Tuesday, January 04, 2011

the geography of Cleveburgh - Yo on the axis

an interesting image on the Null Space blog . . .

. . . shows the geography of the Cleveburgh map.

Or, how the author puts it, "the Greater Youngstown Metropolitan Area. "

Now imagine on the map above interstate 80 running east-west through the map, and quasi-interstate route 11 running north-south.

The City of Youngstown is where all of these axes cross each other.

From a recent Post-Gazette story:
"Northeast Ohio and southwestern Pennsylvania are far more interconnected with each other than either region is with other parts of Ohio or Pennsylvania. The day-to-day interaction of local businesses are geared toward regional partners, not Harrisburg or Columbus. Pittsburgh industries are far more linked to markets and suppliers in Youngstown, Akron and Cleveland than with those in Allentown, Scranton or even Philadelphia. In so many ways the state boundaries we think of as important are no more than lines on a map.

Annual migration among Cleveburgh communities dwarfs the movement of people to other places across the nation. Daily commuting over state borders is a growing phenomenon. It is not uncommon to see workers from Ohio and West Virginia looking for jobs in Pittsburgh, and Pittsburgh residents considering jobs in Weirton or Youngstown or farther reaches of the region.

No one definition of our greater region is right for all circumstances. But we can't be limited by municipal or state boundaries that mean less and less as time goes by.

Roads and rivers, power lines and pollution; all ignore the lines arbitrarily drawn on maps centuries ago. It is our mental map of who we are that will have the most to do with who we become."
well said, Mr. Briem.


Joe Lowry said...

Well said but it also raises the question about why people have to look for jobs 60 miles from their homes. Wouldn't it be more reasonable to think that it shouldn't be necessary in the first place for a resident of Youngstown to work in Pittsburgh when s/he could/should/would work in Youngstown? That was my first thought after reading that. (from someone who travels 90 minutes each way to work everyday and would rather not.)

Anonymous said...

Definitely interesting to think about an economic development model for Youngstown/Warren that focuses on regional services that have economies of scale better suited to the "Cleveburgh" scale rather than either MSA individually.

ArroyoLover said...

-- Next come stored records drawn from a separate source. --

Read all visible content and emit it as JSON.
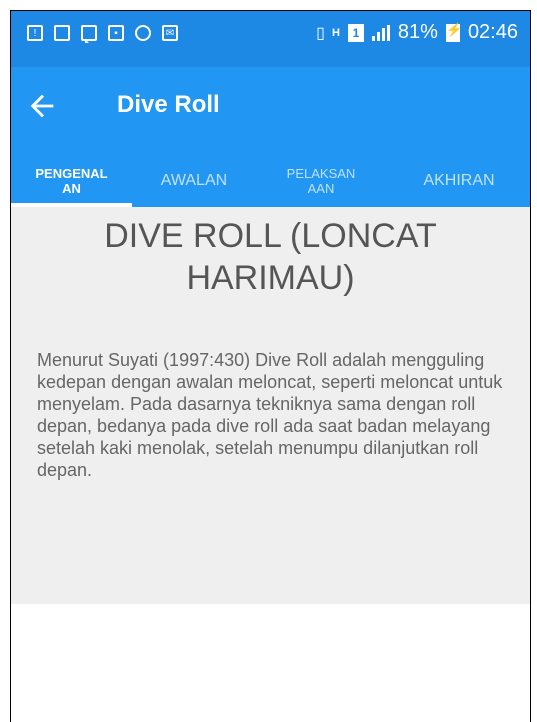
{
  "status_bar": {
    "battery_percent": "81%",
    "time": "02:46",
    "sim_label": "1",
    "network_label": "H",
    "icons": [
      "alert-icon",
      "sd-card-icon",
      "chat-icon",
      "image-icon",
      "messenger-icon",
      "email-icon",
      "vibrate-icon",
      "data-icon",
      "sim-icon",
      "signal-icon",
      "battery-icon"
    ]
  },
  "app_bar": {
    "title": "Dive Roll",
    "back_icon": "arrow-back-icon"
  },
  "tabs": [
    {
      "label_line1": "PENGENAL",
      "label_line2": "AN",
      "active": true
    },
    {
      "label": "AWALAN"
    },
    {
      "label_line1": "PELAKSAN",
      "label_line2": "AAN"
    },
    {
      "label": "AKHIRAN"
    }
  ],
  "content": {
    "heading_line1": "DIVE ROLL (LONCAT",
    "heading_line2": "HARIMAU)",
    "paragraph": "Menurut Suyati (1997:430) Dive Roll adalah mengguling kedepan dengan awalan meloncat, seperti meloncat untuk menyelam. Pada dasarnya tekniknya sama dengan roll depan, bedanya pada dive roll ada saat badan melayang setelah kaki menolak, setelah menumpu dilanjutkan roll depan."
  },
  "colors": {
    "status_bar": "#1e88e5",
    "app_bar": "#2196f3",
    "content_bg": "#efefef",
    "text": "#666666"
  }
}
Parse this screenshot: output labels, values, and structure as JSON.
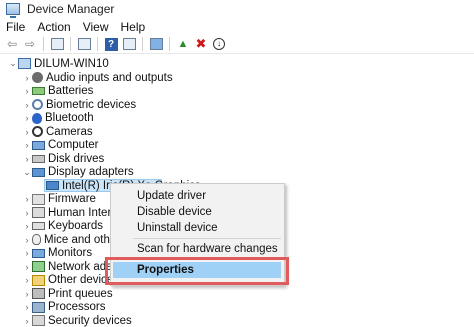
{
  "window": {
    "title": "Device Manager"
  },
  "menubar": {
    "items": [
      "File",
      "Action",
      "View",
      "Help"
    ]
  },
  "toolbar": {
    "buttons": [
      "back-arrow-icon",
      "forward-arrow-icon",
      "properties-icon",
      "show-hidden-icon",
      "help-icon",
      "view-icon",
      "update-driver-icon",
      "uninstall-icon",
      "download-icon"
    ]
  },
  "tree": {
    "root": "DILUM-WIN10",
    "categories": [
      "Audio inputs and outputs",
      "Batteries",
      "Biometric devices",
      "Bluetooth",
      "Cameras",
      "Computer",
      "Disk drives",
      "Display adapters",
      "Firmware",
      "Human Interface",
      "Keyboards",
      "Mice and other p",
      "Monitors",
      "Network adapte",
      "Other devices",
      "Print queues",
      "Processors",
      "Security devices"
    ],
    "selected_device": "Intel(R) Iris(R) Xe Graphics"
  },
  "context_menu": {
    "items": [
      "Update driver",
      "Disable device",
      "Uninstall device",
      "Scan for hardware changes",
      "Properties"
    ],
    "highlighted": "Properties"
  },
  "colors": {
    "selection": "#cce4f7",
    "menu_highlight": "#9fd0f6",
    "annotation_box": "#e05b5b"
  }
}
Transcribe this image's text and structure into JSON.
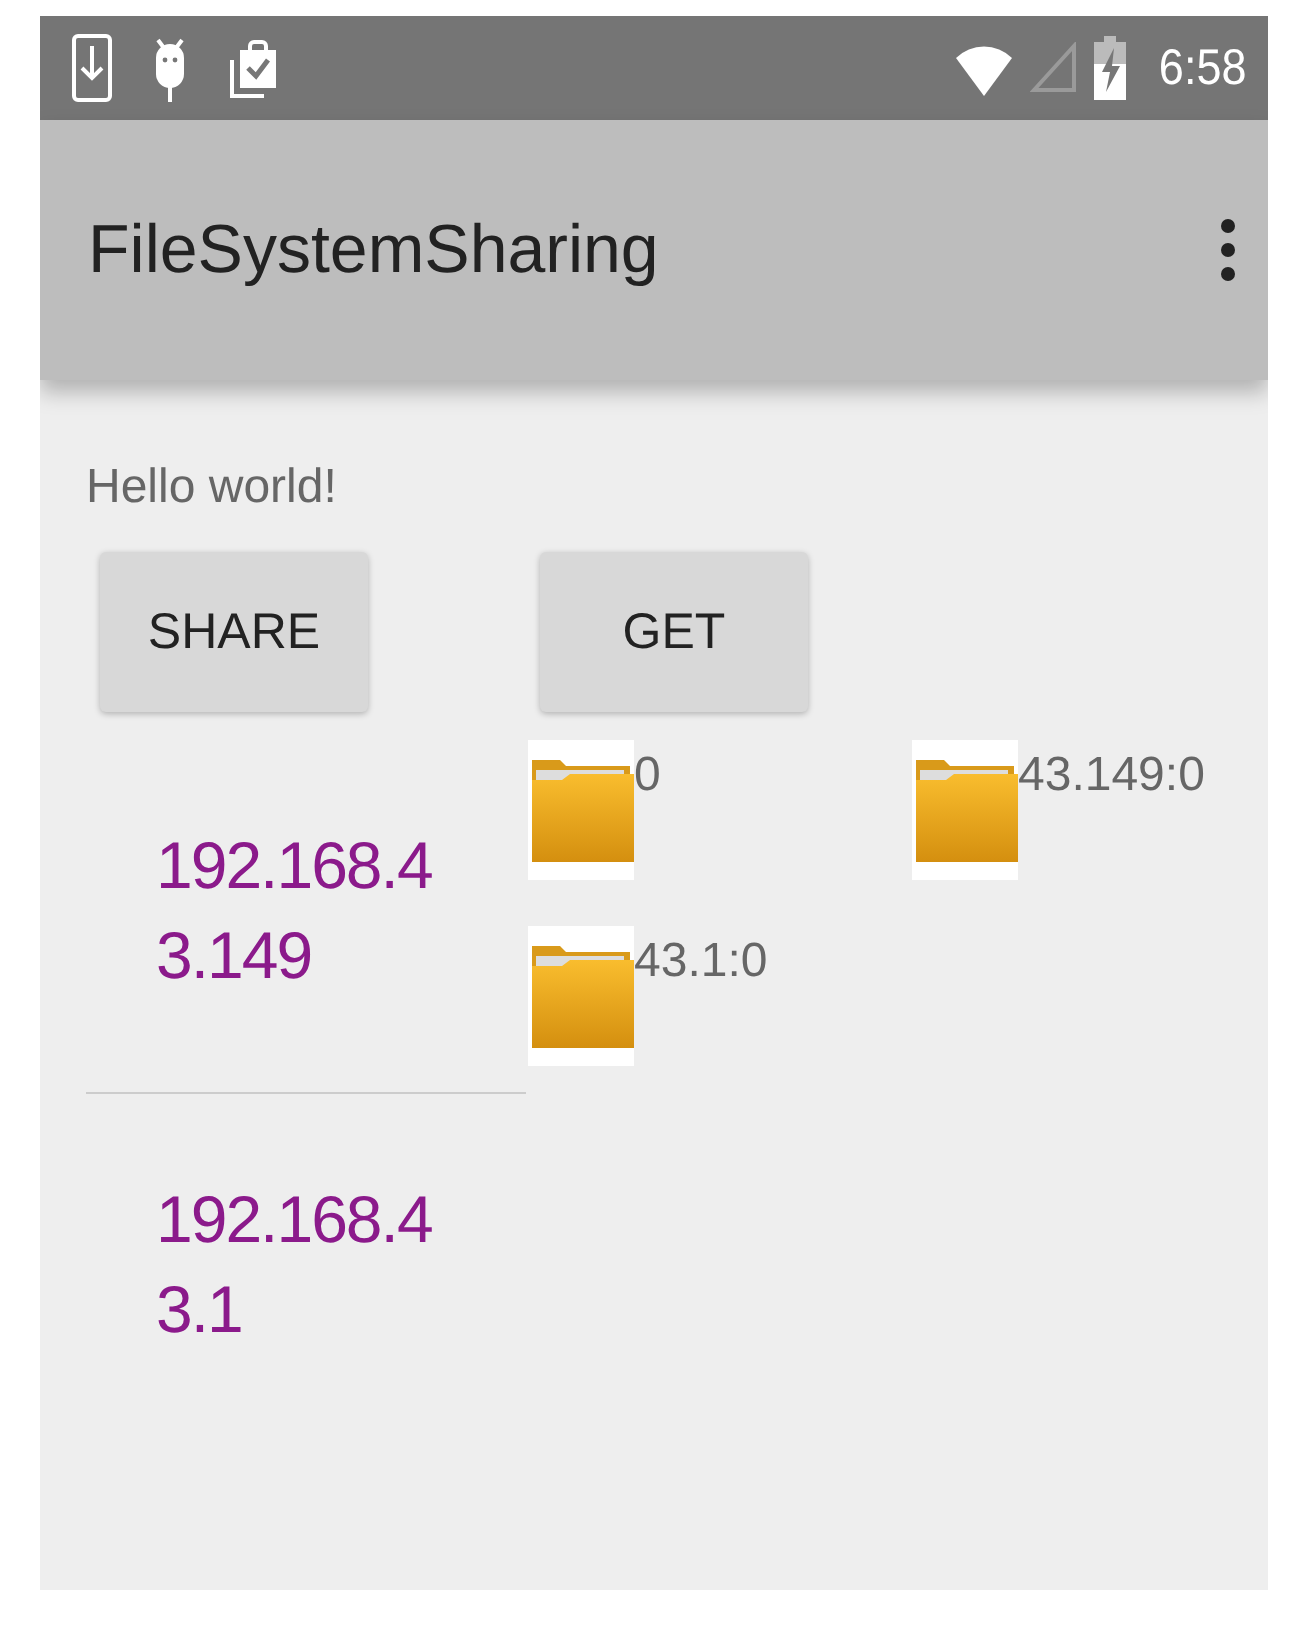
{
  "status_bar": {
    "time": "6:58"
  },
  "app_bar": {
    "title": "FileSystemSharing"
  },
  "greeting": "Hello world!",
  "buttons": [
    "SHARE",
    "GET"
  ],
  "hosts": [
    {
      "address": "192.168.43.149"
    },
    {
      "address": "192.168.43.1"
    }
  ],
  "folders": [
    {
      "label": "0"
    },
    {
      "label": "43.149:0"
    },
    {
      "label": "43.1:0"
    }
  ]
}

Another example of how people live and work along Watershed Boundaries (Cuyahoga River and Mahoning River-Shenango Rivers)rather than geopolitical ones. It would be nice if regional planning started to work within these natural parameters rather than artificially created ones.